→ **What is required**: Every entry below should be reproduced exactly; no picture is to be included.

→ **Dataset records**:
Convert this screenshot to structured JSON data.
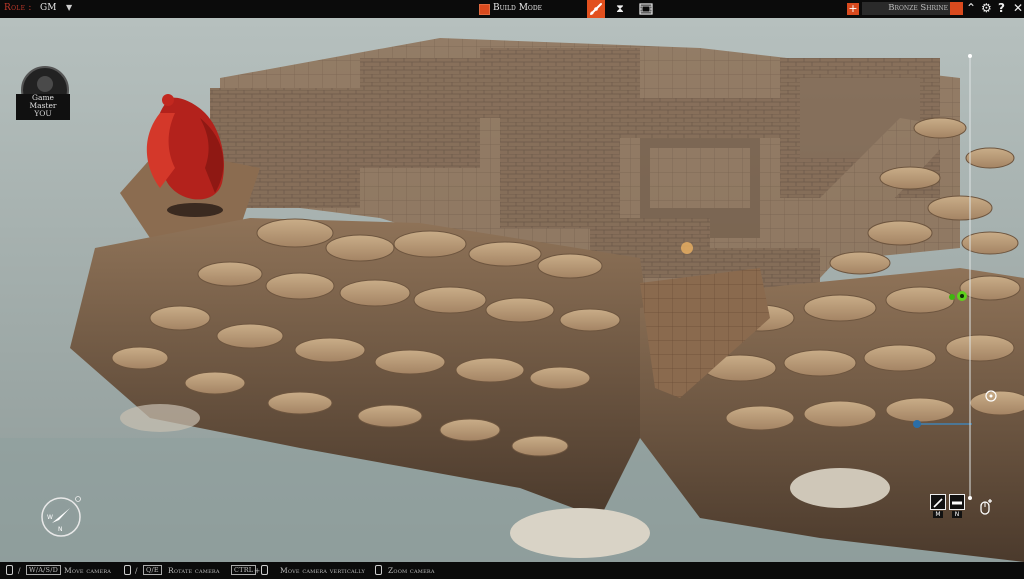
{
  "topbar": {
    "role_label": "Role :",
    "role_value": "GM",
    "build_mode_label": "Build Mode",
    "location_name": "Bronze Shrine"
  },
  "avatar": {
    "line1": "Game",
    "line2": "Master",
    "line3": "YOU"
  },
  "bottombar": {
    "keys_wasd": "W/A/S/D",
    "move_camera": "Move camera",
    "keys_qe": "Q/E",
    "rotate_camera": "Rotate camera",
    "key_ctrl": "CTRL",
    "plus": "+",
    "move_camera_vertically": "Move camera vertically",
    "zoom_camera": "Zoom camera",
    "slash1": "/",
    "slash2": "/"
  },
  "side_controls": {
    "line_key": "M",
    "wall_key": "N"
  },
  "colors": {
    "accent": "#d94a1e",
    "bar_bg": "#0b0b0b",
    "fog": "#a9b3b1",
    "rock": "#b89874",
    "brick": "#7a5a40"
  }
}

→ **Response to this exercise**:
Convert this screenshot to structured JSON data.
{
  "topbar": {
    "role_label": "Role :",
    "role_value": "GM",
    "build_mode_label": "Build Mode",
    "location_name": "Bronze Shrine"
  },
  "avatar": {
    "line1": "Game",
    "line2": "Master",
    "line3": "YOU"
  },
  "bottombar": {
    "keys_wasd": "W/A/S/D",
    "move_camera": "Move camera",
    "keys_qe": "Q/E",
    "rotate_camera": "Rotate camera",
    "key_ctrl": "CTRL",
    "plus": "+",
    "move_camera_vertically": "Move camera vertically",
    "zoom_camera": "Zoom camera",
    "slash1": "/",
    "slash2": "/"
  },
  "side_controls": {
    "line_key": "M",
    "wall_key": "N"
  },
  "colors": {
    "accent": "#d94a1e",
    "bar_bg": "#0b0b0b",
    "fog": "#a9b3b1",
    "rock": "#b89874",
    "brick": "#7a5a40"
  }
}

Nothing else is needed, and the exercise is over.